Would you filter the listing below so that only lines with the word "text" remain?

§ RECORDS TO PROCESS
•••••

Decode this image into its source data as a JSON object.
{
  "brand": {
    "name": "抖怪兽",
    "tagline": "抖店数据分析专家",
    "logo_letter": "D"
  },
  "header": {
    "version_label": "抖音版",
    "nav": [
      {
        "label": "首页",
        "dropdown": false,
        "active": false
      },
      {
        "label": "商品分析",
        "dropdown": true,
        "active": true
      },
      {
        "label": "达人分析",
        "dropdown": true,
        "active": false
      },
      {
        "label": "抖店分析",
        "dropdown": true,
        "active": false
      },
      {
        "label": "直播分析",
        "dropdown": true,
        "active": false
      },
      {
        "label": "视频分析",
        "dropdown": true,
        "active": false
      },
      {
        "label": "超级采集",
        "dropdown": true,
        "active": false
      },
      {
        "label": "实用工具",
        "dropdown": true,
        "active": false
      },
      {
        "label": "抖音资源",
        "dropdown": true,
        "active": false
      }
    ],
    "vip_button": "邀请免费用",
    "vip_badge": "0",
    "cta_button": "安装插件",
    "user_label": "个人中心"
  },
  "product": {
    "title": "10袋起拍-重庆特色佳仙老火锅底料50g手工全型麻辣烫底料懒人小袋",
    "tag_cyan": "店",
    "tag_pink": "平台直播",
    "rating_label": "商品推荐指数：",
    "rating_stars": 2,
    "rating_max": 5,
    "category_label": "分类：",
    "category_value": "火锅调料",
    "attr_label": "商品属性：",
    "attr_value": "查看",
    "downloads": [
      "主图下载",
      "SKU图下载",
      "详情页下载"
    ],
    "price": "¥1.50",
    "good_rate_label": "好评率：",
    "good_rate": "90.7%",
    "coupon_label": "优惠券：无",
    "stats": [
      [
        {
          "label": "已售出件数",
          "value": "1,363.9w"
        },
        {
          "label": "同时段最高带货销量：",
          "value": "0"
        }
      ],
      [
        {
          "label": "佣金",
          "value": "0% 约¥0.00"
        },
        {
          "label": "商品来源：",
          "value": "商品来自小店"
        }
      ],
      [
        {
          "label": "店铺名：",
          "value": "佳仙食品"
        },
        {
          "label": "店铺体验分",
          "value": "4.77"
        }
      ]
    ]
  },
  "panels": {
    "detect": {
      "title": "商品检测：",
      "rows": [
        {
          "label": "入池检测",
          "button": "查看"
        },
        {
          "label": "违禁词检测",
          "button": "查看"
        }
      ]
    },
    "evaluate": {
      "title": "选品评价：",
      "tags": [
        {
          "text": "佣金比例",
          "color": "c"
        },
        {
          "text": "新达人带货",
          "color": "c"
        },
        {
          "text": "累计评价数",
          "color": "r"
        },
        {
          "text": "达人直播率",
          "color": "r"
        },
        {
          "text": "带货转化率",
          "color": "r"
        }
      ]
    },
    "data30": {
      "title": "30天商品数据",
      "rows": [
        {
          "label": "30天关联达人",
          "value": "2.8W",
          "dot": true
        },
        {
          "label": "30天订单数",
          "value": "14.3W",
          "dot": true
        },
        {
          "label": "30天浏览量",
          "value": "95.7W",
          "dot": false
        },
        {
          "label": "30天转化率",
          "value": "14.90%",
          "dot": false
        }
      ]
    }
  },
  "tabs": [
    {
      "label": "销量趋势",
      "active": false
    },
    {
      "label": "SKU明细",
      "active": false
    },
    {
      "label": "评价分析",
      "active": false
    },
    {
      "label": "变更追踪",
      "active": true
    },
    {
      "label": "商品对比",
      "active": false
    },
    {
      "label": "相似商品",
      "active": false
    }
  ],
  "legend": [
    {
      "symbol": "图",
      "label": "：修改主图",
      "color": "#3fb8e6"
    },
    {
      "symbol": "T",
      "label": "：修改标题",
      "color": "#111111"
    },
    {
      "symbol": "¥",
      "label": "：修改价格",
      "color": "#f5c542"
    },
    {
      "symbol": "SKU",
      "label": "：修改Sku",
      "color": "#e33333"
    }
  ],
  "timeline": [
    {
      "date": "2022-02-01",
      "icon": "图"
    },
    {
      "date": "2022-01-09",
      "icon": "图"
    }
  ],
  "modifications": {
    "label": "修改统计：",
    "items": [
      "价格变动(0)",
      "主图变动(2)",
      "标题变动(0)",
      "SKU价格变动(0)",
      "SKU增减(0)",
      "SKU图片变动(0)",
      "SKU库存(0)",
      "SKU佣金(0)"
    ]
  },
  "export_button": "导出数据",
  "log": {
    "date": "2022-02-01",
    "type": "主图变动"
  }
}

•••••

§ SOLUTION TO THIS TASK
          "text": "佣金比例",
          "text": "新达人带货",
          "text": "累计评价数",
          "text": "达人直播率",
          "text": "带货转化率",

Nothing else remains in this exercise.